Lead Research Scientist
Accidental releases involving trucks carrying Tier 1 Highway Security Sensitive Materials (HSSMs) are not uncommon. Hazardous materials are routinely left unsecured and are not tracked closely during their shipping route. Therefore, vehicles transporting hazardous materials present an attractive target to terrorists because they can be readily seized and weaponized. KTC developed Fedtrak™, a risk management system for Tier 1 HSSMs, which meets the 9/11 mandate for TSA. As part of Fedtrak, the Dynamic Hazardous Materials Risk Assessment Framework (DHMRA) is a GIS-based environment where hazardous materials shipments are monitored in real time. This solution to improving the safety of Tier 1 HSSMs shipments has been presented to TSA in Lexington.
Seasonal Tree Cutting Restrictions

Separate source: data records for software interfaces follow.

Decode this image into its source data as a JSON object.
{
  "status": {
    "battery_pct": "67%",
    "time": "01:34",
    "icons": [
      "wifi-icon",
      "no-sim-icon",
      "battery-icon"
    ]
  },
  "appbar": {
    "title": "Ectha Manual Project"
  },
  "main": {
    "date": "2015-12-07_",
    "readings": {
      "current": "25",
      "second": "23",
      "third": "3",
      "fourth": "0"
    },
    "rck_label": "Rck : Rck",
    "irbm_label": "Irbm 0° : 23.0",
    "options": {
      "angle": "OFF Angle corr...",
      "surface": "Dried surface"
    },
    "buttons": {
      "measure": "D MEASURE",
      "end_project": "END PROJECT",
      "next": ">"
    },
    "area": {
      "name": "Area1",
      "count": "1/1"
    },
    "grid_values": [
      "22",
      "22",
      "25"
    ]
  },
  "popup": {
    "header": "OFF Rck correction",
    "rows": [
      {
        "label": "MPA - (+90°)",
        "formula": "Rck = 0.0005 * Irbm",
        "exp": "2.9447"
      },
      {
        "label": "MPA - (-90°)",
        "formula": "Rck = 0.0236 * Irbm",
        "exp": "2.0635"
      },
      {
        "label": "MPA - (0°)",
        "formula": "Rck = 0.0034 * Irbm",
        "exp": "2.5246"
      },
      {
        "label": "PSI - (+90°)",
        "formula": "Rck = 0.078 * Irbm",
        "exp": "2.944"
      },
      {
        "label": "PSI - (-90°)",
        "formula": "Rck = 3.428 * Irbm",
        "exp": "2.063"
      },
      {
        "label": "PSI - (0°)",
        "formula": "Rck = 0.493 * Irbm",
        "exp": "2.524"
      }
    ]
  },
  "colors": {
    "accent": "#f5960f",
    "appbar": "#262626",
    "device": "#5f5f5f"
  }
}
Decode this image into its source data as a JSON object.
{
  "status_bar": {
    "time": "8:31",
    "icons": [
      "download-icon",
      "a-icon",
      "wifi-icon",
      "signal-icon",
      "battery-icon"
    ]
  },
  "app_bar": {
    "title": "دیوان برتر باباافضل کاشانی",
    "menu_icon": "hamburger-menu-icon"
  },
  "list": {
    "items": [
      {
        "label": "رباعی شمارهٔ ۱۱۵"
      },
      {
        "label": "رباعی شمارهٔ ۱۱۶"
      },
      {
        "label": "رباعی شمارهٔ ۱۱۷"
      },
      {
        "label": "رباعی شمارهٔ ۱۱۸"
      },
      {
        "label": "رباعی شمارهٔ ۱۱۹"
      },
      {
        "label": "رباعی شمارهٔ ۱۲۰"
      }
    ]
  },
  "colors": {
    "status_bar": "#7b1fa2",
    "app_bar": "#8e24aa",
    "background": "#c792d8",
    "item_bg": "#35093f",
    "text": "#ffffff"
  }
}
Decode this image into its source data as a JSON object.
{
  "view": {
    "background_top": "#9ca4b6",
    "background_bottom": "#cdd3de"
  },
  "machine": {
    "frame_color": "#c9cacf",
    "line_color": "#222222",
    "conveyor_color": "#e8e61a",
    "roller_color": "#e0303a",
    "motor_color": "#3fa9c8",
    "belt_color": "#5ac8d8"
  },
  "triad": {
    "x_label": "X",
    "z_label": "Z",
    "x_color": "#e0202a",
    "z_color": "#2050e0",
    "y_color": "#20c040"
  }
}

Within the state of Kentucky, two species of bats are federally listed as endangered. The summer habitats of the Indiana bat and the northern long-eared bat (NLEB) are trees, which are often affected by Kentucky Transportation Cabinet (KYTC) projects. To minimize harm to the bats and to reduce the cost of mitigation, restrictions are often imposed that prohibit cutting trees during summer months (April – October). KTC analyzed different tree cutting strategies and studied past construction cost proposals to determine how mitigation costs that would relax tree cutting restrictions have increased overall construction costs and schedule.

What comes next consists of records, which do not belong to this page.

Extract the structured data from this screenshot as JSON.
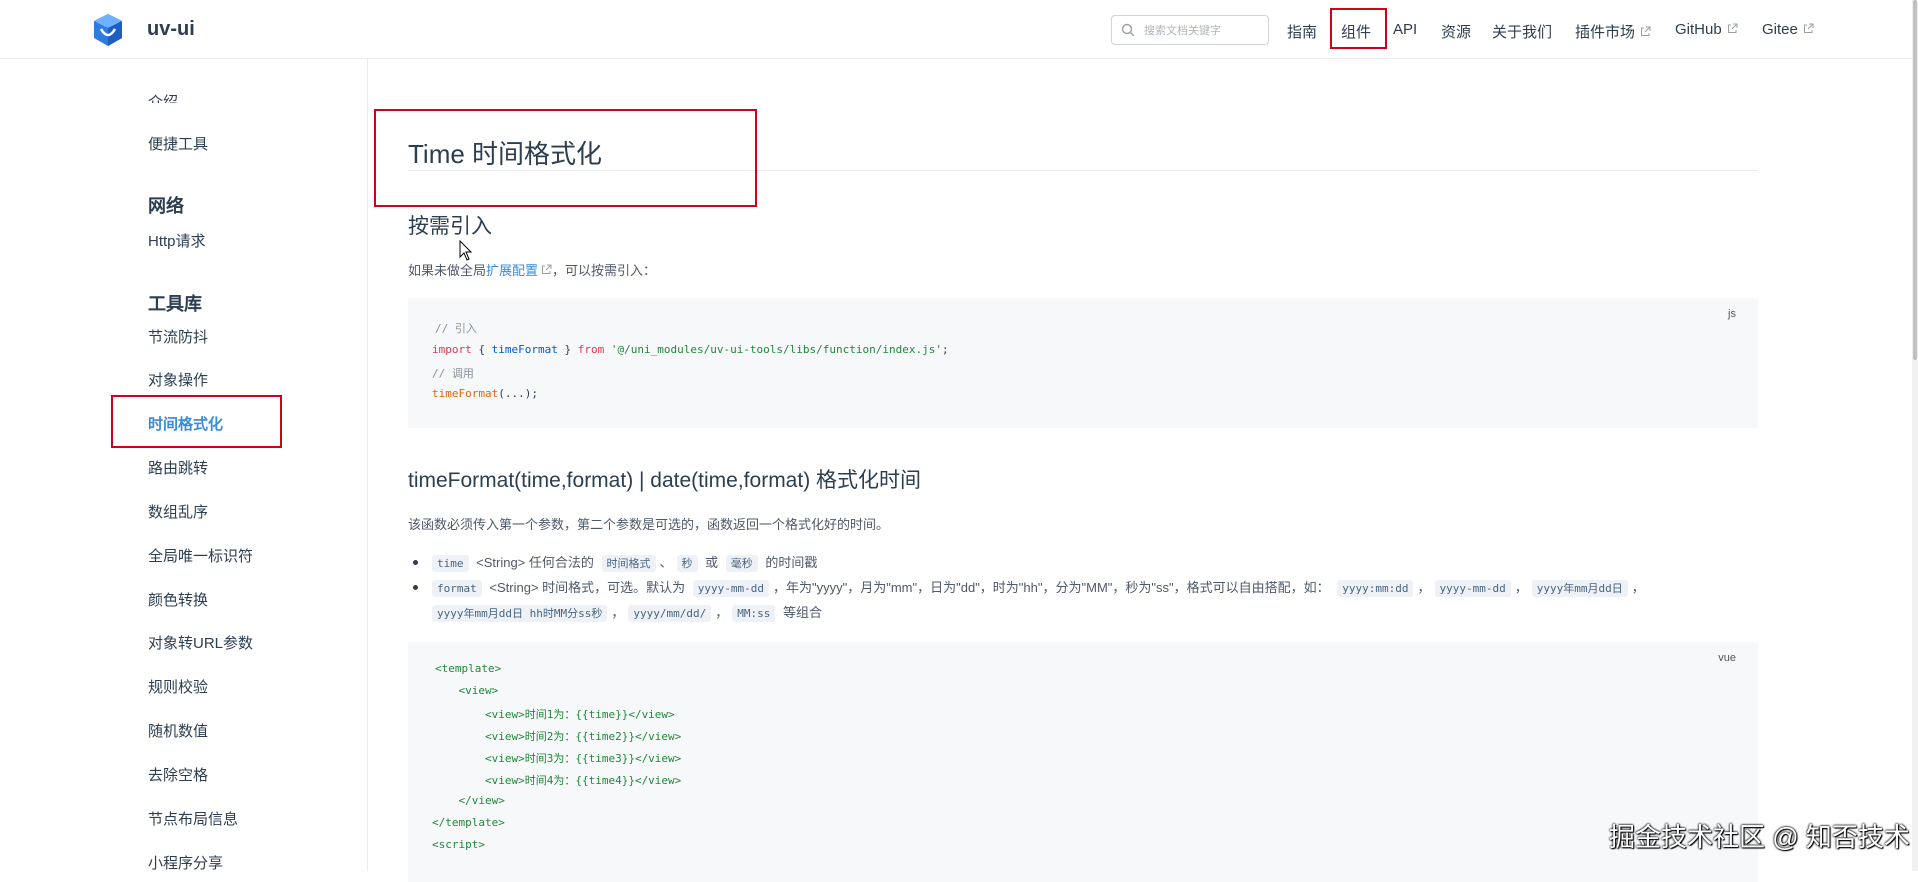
{
  "header": {
    "site_name": "uv-ui",
    "search_placeholder": "搜索文档关键字",
    "nav": [
      "指南",
      "组件",
      "API",
      "资源",
      "关于我们",
      "插件市场",
      "GitHub",
      "Gitee"
    ]
  },
  "sidebar": {
    "items": [
      {
        "label": "介绍",
        "type": "item"
      },
      {
        "label": "便捷工具",
        "type": "item"
      },
      {
        "label": "网络",
        "type": "heading"
      },
      {
        "label": "Http请求",
        "type": "item"
      },
      {
        "label": "工具库",
        "type": "heading"
      },
      {
        "label": "节流防抖",
        "type": "item"
      },
      {
        "label": "对象操作",
        "type": "item"
      },
      {
        "label": "时间格式化",
        "type": "item",
        "active": true
      },
      {
        "label": "路由跳转",
        "type": "item"
      },
      {
        "label": "数组乱序",
        "type": "item"
      },
      {
        "label": "全局唯一标识符",
        "type": "item"
      },
      {
        "label": "颜色转换",
        "type": "item"
      },
      {
        "label": "对象转URL参数",
        "type": "item"
      },
      {
        "label": "规则校验",
        "type": "item"
      },
      {
        "label": "随机数值",
        "type": "item"
      },
      {
        "label": "去除空格",
        "type": "item"
      },
      {
        "label": "节点布局信息",
        "type": "item"
      },
      {
        "label": "小程序分享",
        "type": "item"
      }
    ]
  },
  "main": {
    "title": "Time 时间格式化",
    "section1": {
      "heading": "按需引入",
      "text_before": "如果未做全局",
      "link": "扩展配置",
      "text_after": "，可以按需引入："
    },
    "code1": {
      "lang": "js",
      "comment1": "// 引入",
      "import_kw": "import",
      "import_name": "timeFormat",
      "from_kw": "from",
      "path": "'@/uni_modules/uv-ui-tools/libs/function/index.js'",
      "comment2": "// 调用",
      "call": "timeFormat",
      "call_args": "(...);"
    },
    "section2": {
      "heading": "timeFormat(time,format) | date(time,format) 格式化时间",
      "desc": "该函数必须传入第一个参数，第二个参数是可选的，函数返回一个格式化好的时间。",
      "b1_code": "time",
      "b1_text1": "<String> 任何合法的",
      "b1_code2": "时间格式",
      "b1_sep": "、",
      "b1_code3": "秒",
      "b1_or": "或",
      "b1_code4": "毫秒",
      "b1_text2": "的时间戳",
      "b2_code": "format",
      "b2_text1": "<String> 时间格式，可选。默认为",
      "b2_code2": "yyyy-mm-dd",
      "b2_text2": "，年为\"yyyy\"，月为\"mm\"，日为\"dd\"，时为\"hh\"，分为\"MM\"，秒为\"ss\"，格式可以自由搭配，如：",
      "b2_code3": "yyyy:mm:dd",
      "b2_code4": "yyyy-mm-dd",
      "b2_code5": "yyyy年mm月dd日",
      "b2_code6": "yyyy年mm月dd日 hh时MM分ss秒",
      "b2_code7": "yyyy/mm/dd/",
      "b2_code8": "MM:ss",
      "b2_text3": "等组合",
      "comma": "，"
    },
    "code2": {
      "lang": "vue",
      "lines": [
        "<template>",
        "    <view>",
        "        <view>时间1为：{{time}}</view>",
        "        <view>时间2为：{{time2}}</view>",
        "        <view>时间3为：{{time3}}</view>",
        "        <view>时间4为：{{time4}}</view>",
        "    </view>",
        "</template>",
        "<script>"
      ]
    }
  },
  "watermark": "掘金技术社区 @ 知否技术",
  "colors": {
    "accent": "#3a8bd9",
    "highlight_box": "#d0021b",
    "code_bg": "#f6f8fa"
  }
}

The transportation industry recognizes the importance of sustainability in the nation’s infrastructure and as a result, has increased efforts to adopt sustainable policies and practices. Sustainably constructed transportation projects stimulate local economies, increase public involvement, and lessen environmental impacts. KTC analyzed three case studies to determine to what extent sustainable measures were included in the planning, design, and construction of transportation infrastructure projects. FHWA’s INVEST rating system was used as a benchmark for determining if the Cabinet’s past projects and current processes utilize sustainable concepts. The Center was able to show that while there is room for improvement, Kentucky appears to be ahead of the curve on putting sustainability into practice on road construction and road maintenance projects.

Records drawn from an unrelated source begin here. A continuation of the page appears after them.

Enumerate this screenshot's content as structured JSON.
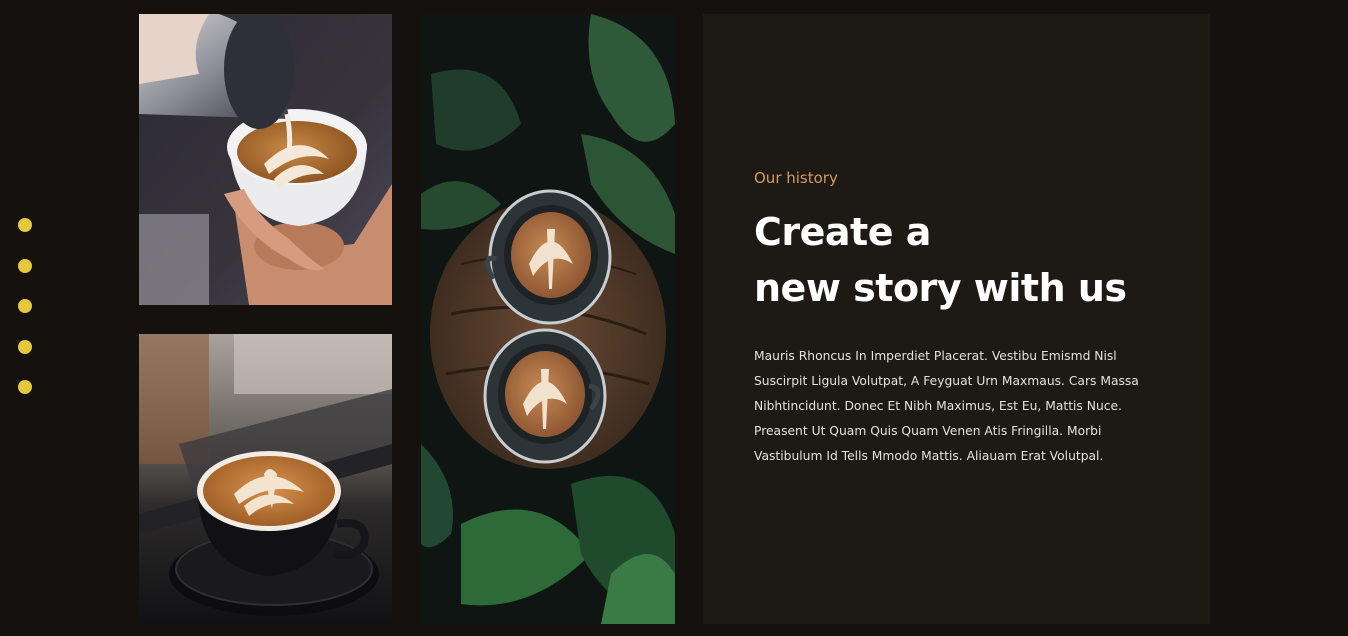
{
  "carousel": {
    "indicator_count": 5
  },
  "gallery": [
    {
      "alt": "Barista pouring latte art into a white cup"
    },
    {
      "alt": "Latte in a black cup on a saucer"
    },
    {
      "alt": "Two lattes on a wooden table among plants"
    }
  ],
  "history": {
    "eyebrow": "Our history",
    "headline_line1": "Create a",
    "headline_line2": "new story with us",
    "body": "Mauris Rhoncus In Imperdiet Placerat. Vestibu Emismd Nisl Suscirpit Ligula Volutpat, A Feyguat Urn Maxmaus. Cars Massa Nibhtincidunt. Donec Et Nibh Maximus, Est Eu, Mattis Nuce. Preasent Ut Quam Quis Quam Venen Atis Fringilla. Morbi Vastibulum Id Tells Mmodo Mattis. Aliauam Erat Volutpal."
  },
  "colors": {
    "background": "#15110e",
    "panel": "#1d1915",
    "accent_dot": "#e3c93b",
    "eyebrow": "#d49a5b"
  }
}
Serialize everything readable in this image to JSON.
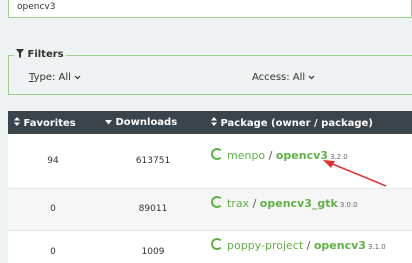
{
  "search": {
    "value": "opencv3"
  },
  "filters": {
    "title": "Filters",
    "type_label": "T",
    "type_label_rest": "ype: All",
    "access_label": "Access: All",
    "chevron": "chevron-down-icon"
  },
  "table": {
    "headers": {
      "favorites": "Favorites",
      "downloads": "Downloads",
      "package": "Package (owner / package)"
    },
    "rows": [
      {
        "favorites": "94",
        "downloads": "613751",
        "owner": "menpo",
        "separator": " / ",
        "package": "opencv3",
        "version": "3.2.0"
      },
      {
        "favorites": "0",
        "downloads": "89011",
        "owner": "trax",
        "separator": " / ",
        "package": "opencv3_gtk",
        "version": "3.0.0"
      },
      {
        "favorites": "0",
        "downloads": "1009",
        "owner": "poppy-project",
        "separator": " / ",
        "package": "opencv3",
        "version": "3.1.0"
      }
    ]
  },
  "annotation": {
    "color": "#e03030"
  }
}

Alternate Technical Concepts
Alternative Technical Concepts, or ATC, is a flexible highway contracting process that enables innovation, reduces project delivery time, and provides cost savings. KTC researchers selected the US-460 Russell Fork project to study the ATC process. This research study was a collaborative effort with two other KTC program areas: Project Development and Construction Engineering and Management. Contractors prequalified by the Kentucky Transportation Cabinet (KYTC) attended an informational meeting to learn about the ATC bidding process and were presented with KYTC’s draft project plans, which describe construction of the Pond Creek bridge, building a ramp from KY 80 to the new road, and paving/surfacing requirements. An ecology survey revealed practices that interfere with the habitat of the Big Sandy Crayfish, which changed the letting date.
The ATC process stipulates that contractors receive the information 6 months before the official advertisement during which time a Technical Review committee is organized. A contractor decides where they could provide innovation and technical expertise and at that point, delivers a formal submission of the idea. The ATC is proposed as an alternative to a bid item — this could include design solutions, project specifications, materials, products, or traffic control. A contractor can propose multiple ATCs.
The proposed ATC concept must differ from the base design in the KYTC contract documents, meet the schedule, maintain the project’s purpose and function, and meet all policies and environmental regulations. If the contractor’s ATC is approved, they can submit only one alternative bid as a lump sum item that includes a schedule of values. If KYTC approves a contractor’s ATC but does not award a contract, the contractor is eligible for a stipend. The winning contractor becomes the Engineer of Record and is responsible for all engineering plans. Before the project’s construction phase, KYTC approves all plans. The primary goal of the ATC contracting process is to develop a product equal to or better that what would have been produced by the concept it replaces.